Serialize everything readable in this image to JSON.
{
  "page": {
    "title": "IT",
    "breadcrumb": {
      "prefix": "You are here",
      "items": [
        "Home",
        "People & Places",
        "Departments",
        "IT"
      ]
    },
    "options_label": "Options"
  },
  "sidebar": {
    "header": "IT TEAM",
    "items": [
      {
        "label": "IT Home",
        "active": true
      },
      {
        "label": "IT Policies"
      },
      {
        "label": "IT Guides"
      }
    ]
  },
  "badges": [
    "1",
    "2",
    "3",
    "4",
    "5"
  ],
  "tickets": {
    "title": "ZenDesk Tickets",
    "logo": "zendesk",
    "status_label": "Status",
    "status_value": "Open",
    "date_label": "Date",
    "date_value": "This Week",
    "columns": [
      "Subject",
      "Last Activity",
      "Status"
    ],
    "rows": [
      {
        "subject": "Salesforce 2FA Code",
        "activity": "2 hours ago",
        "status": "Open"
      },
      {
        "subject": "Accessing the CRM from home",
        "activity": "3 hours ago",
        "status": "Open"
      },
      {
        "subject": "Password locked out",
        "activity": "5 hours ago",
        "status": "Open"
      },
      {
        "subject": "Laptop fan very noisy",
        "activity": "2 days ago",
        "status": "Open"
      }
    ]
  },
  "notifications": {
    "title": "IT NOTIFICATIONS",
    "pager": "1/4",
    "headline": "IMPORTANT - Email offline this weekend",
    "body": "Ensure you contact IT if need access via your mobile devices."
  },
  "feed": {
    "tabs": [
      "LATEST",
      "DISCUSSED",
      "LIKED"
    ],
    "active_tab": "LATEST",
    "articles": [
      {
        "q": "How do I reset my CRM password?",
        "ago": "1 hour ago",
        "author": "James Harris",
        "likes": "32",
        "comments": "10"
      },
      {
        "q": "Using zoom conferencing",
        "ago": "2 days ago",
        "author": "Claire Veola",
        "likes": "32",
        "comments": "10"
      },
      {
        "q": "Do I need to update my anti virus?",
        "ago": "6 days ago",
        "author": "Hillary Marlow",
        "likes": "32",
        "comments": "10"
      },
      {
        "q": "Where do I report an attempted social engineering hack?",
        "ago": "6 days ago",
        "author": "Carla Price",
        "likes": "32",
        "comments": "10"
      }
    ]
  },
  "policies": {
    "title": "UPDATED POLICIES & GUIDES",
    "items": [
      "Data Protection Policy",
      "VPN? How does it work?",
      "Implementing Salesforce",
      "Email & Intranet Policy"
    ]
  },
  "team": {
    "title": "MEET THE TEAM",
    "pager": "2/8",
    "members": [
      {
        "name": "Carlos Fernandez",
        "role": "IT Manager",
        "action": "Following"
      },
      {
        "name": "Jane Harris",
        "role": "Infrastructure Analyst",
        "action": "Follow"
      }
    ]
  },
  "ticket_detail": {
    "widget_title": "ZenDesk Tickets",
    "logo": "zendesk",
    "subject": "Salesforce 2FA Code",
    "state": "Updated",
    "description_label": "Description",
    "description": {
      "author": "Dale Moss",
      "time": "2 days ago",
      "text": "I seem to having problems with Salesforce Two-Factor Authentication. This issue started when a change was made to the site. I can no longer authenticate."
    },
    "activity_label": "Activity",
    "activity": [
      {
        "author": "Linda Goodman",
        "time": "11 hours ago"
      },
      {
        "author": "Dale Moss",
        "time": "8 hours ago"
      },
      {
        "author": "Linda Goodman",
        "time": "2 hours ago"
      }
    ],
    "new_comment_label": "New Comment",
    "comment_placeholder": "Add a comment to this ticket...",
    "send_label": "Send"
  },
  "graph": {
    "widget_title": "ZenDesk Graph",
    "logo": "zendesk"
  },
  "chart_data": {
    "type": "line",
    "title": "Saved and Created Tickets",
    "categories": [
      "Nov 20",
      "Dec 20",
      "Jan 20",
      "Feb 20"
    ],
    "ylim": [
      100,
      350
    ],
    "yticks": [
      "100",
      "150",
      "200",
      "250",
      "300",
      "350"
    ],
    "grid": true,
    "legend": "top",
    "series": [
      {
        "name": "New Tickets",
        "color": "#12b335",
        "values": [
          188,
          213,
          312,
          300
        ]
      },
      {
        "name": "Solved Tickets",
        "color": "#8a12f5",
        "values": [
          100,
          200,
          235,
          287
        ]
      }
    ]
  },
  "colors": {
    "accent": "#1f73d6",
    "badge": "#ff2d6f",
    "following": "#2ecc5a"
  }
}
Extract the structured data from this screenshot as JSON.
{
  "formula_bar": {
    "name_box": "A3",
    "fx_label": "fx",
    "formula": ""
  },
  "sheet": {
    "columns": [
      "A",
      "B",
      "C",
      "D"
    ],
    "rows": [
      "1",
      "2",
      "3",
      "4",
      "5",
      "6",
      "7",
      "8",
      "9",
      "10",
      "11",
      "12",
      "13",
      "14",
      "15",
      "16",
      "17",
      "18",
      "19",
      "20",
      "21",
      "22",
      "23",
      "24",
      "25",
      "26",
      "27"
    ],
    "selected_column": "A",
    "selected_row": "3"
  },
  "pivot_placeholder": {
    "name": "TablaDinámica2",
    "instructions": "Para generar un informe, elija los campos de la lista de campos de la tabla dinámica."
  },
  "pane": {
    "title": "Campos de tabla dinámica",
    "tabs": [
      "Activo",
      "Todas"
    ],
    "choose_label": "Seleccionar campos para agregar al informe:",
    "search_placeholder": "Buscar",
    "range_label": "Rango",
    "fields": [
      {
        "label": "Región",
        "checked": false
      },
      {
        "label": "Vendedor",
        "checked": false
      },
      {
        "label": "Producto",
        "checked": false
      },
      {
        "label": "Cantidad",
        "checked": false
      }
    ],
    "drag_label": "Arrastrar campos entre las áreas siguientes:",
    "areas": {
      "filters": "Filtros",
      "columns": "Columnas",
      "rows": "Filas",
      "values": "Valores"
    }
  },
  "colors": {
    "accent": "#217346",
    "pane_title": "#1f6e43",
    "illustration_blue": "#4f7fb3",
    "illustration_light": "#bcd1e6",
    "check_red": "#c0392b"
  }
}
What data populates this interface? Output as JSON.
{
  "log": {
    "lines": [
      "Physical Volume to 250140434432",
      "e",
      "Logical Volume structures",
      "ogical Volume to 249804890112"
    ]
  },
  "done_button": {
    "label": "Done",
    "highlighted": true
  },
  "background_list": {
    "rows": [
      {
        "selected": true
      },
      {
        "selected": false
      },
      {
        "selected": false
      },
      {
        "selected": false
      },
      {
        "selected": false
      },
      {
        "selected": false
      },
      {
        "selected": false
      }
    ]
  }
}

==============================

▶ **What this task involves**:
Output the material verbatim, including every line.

▶ **Written solution**:
Serialize everything readable in this image to JSON.
{
  "page": {
    "title": "IT",
    "breadcrumb": {
      "prefix": "You are here",
      "items": [
        "Home",
        "People & Places",
        "Departments",
        "IT"
      ]
    },
    "options_label": "Options"
  },
  "sidebar": {
    "header": "IT TEAM",
    "items": [
      {
        "label": "IT Home",
        "active": true
      },
      {
        "label": "IT Policies"
      },
      {
        "label": "IT Guides"
      }
    ]
  },
  "badges": [
    "1",
    "2",
    "3",
    "4",
    "5"
  ],
  "tickets": {
    "title": "ZenDesk Tickets",
    "logo": "zendesk",
    "status_label": "Status",
    "status_value": "Open",
    "date_label": "Date",
    "date_value": "This Week",
    "columns": [
      "Subject",
      "Last Activity",
      "Status"
    ],
    "rows": [
      {
        "subject": "Salesforce 2FA Code",
        "activity": "2 hours ago",
        "status": "Open"
      },
      {
        "subject": "Accessing the CRM from home",
        "activity": "3 hours ago",
        "status": "Open"
      },
      {
        "subject": "Password locked out",
        "activity": "5 hours ago",
        "status": "Open"
      },
      {
        "subject": "Laptop fan very noisy",
        "activity": "2 days ago",
        "status": "Open"
      }
    ]
  },
  "notifications": {
    "title": "IT NOTIFICATIONS",
    "pager": "1/4",
    "headline": "IMPORTANT - Email offline this weekend",
    "body": "Ensure you contact IT if need access via your mobile devices."
  },
  "feed": {
    "tabs": [
      "LATEST",
      "DISCUSSED",
      "LIKED"
    ],
    "active_tab": "LATEST",
    "articles": [
      {
        "q": "How do I reset my CRM password?",
        "ago": "1 hour ago",
        "author": "James Harris",
        "likes": "32",
        "comments": "10"
      },
      {
        "q": "Using zoom conferencing",
        "ago": "2 days ago",
        "author": "Claire Veola",
        "likes": "32",
        "comments": "10"
      },
      {
        "q": "Do I need to update my anti virus?",
        "ago": "6 days ago",
        "author": "Hillary Marlow",
        "likes": "32",
        "comments": "10"
      },
      {
        "q": "Where do I report an attempted social engineering hack?",
        "ago": "6 days ago",
        "author": "Carla Price",
        "likes": "32",
        "comments": "10"
      }
    ]
  },
  "policies": {
    "title": "UPDATED POLICIES & GUIDES",
    "items": [
      "Data Protection Policy",
      "VPN? How does it work?",
      "Implementing Salesforce",
      "Email & Intranet Policy"
    ]
  },
  "team": {
    "title": "MEET THE TEAM",
    "pager": "2/8",
    "members": [
      {
        "name": "Carlos Fernandez",
        "role": "IT Manager",
        "action": "Following"
      },
      {
        "name": "Jane Harris",
        "role": "Infrastructure Analyst",
        "action": "Follow"
      }
    ]
  },
  "ticket_detail": {
    "widget_title": "ZenDesk Tickets",
    "logo": "zendesk",
    "subject": "Salesforce 2FA Code",
    "state": "Updated",
    "description_label": "Description",
    "description": {
      "author": "Dale Moss",
      "time": "2 days ago",
      "text": "I seem to having problems with Salesforce Two-Factor Authentication. This issue started when a change was made to the site. I can no longer authenticate."
    },
    "activity_label": "Activity",
    "activity": [
      {
        "author": "Linda Goodman",
        "time": "11 hours ago"
      },
      {
        "author": "Dale Moss",
        "time": "8 hours ago"
      },
      {
        "author": "Linda Goodman",
        "time": "2 hours ago"
      }
    ],
    "new_comment_label": "New Comment",
    "comment_placeholder": "Add a comment to this ticket...",
    "send_label": "Send"
  },
  "graph": {
    "widget_title": "ZenDesk Graph",
    "logo": "zendesk"
  },
  "chart_data": {
    "type": "line",
    "title": "Saved and Created Tickets",
    "categories": [
      "Nov 20",
      "Dec 20",
      "Jan 20",
      "Feb 20"
    ],
    "ylim": [
      100,
      350
    ],
    "yticks": [
      "100",
      "150",
      "200",
      "250",
      "300",
      "350"
    ],
    "grid": true,
    "legend": "top",
    "series": [
      {
        "name": "New Tickets",
        "color": "#12b335",
        "values": [
          188,
          213,
          312,
          300
        ]
      },
      {
        "name": "Solved Tickets",
        "color": "#8a12f5",
        "values": [
          100,
          200,
          235,
          287
        ]
      }
    ]
  },
  "colors": {
    "accent": "#1f73d6",
    "badge": "#ff2d6f",
    "following": "#2ecc5a"
  }
}
Extract the structured data from this screenshot as JSON.
{
  "formula_bar": {
    "name_box": "A3",
    "fx_label": "fx",
    "formula": ""
  },
  "sheet": {
    "columns": [
      "A",
      "B",
      "C",
      "D"
    ],
    "rows": [
      "1",
      "2",
      "3",
      "4",
      "5",
      "6",
      "7",
      "8",
      "9",
      "10",
      "11",
      "12",
      "13",
      "14",
      "15",
      "16",
      "17",
      "18",
      "19",
      "20",
      "21",
      "22",
      "23",
      "24",
      "25",
      "26",
      "27"
    ],
    "selected_column": "A",
    "selected_row": "3"
  },
  "pivot_placeholder": {
    "name": "TablaDinámica2",
    "instructions": "Para generar un informe, elija los campos de la lista de campos de la tabla dinámica."
  },
  "pane": {
    "title": "Campos de tabla dinámica",
    "tabs": [
      "Activo",
      "Todas"
    ],
    "choose_label": "Seleccionar campos para agregar al informe:",
    "search_placeholder": "Buscar",
    "range_label": "Rango",
    "fields": [
      {
        "label": "Región",
        "checked": false
      },
      {
        "label": "Vendedor",
        "checked": false
      },
      {
        "label": "Producto",
        "checked": false
      },
      {
        "label": "Cantidad",
        "checked": false
      }
    ],
    "drag_label": "Arrastrar campos entre las áreas siguientes:",
    "areas": {
      "filters": "Filtros",
      "columns": "Columnas",
      "rows": "Filas",
      "values": "Valores"
    }
  },
  "colors": {
    "accent": "#217346",
    "pane_title": "#1f6e43",
    "illustration_blue": "#4f7fb3",
    "illustration_light": "#bcd1e6",
    "check_red": "#c0392b"
  }
}
What data populates this interface? Output as JSON.
{
  "log": {
    "lines": [
      "Physical Volume to 250140434432",
      "e",
      "Logical Volume structures",
      "ogical Volume to 249804890112"
    ]
  },
  "done_button": {
    "label": "Done",
    "highlighted": true
  },
  "background_list": {
    "rows": [
      {
        "selected": true
      },
      {
        "selected": false
      },
      {
        "selected": false
      },
      {
        "selected": false
      },
      {
        "selected": false
      },
      {
        "selected": false
      },
      {
        "selected": false
      }
    ]
  }
}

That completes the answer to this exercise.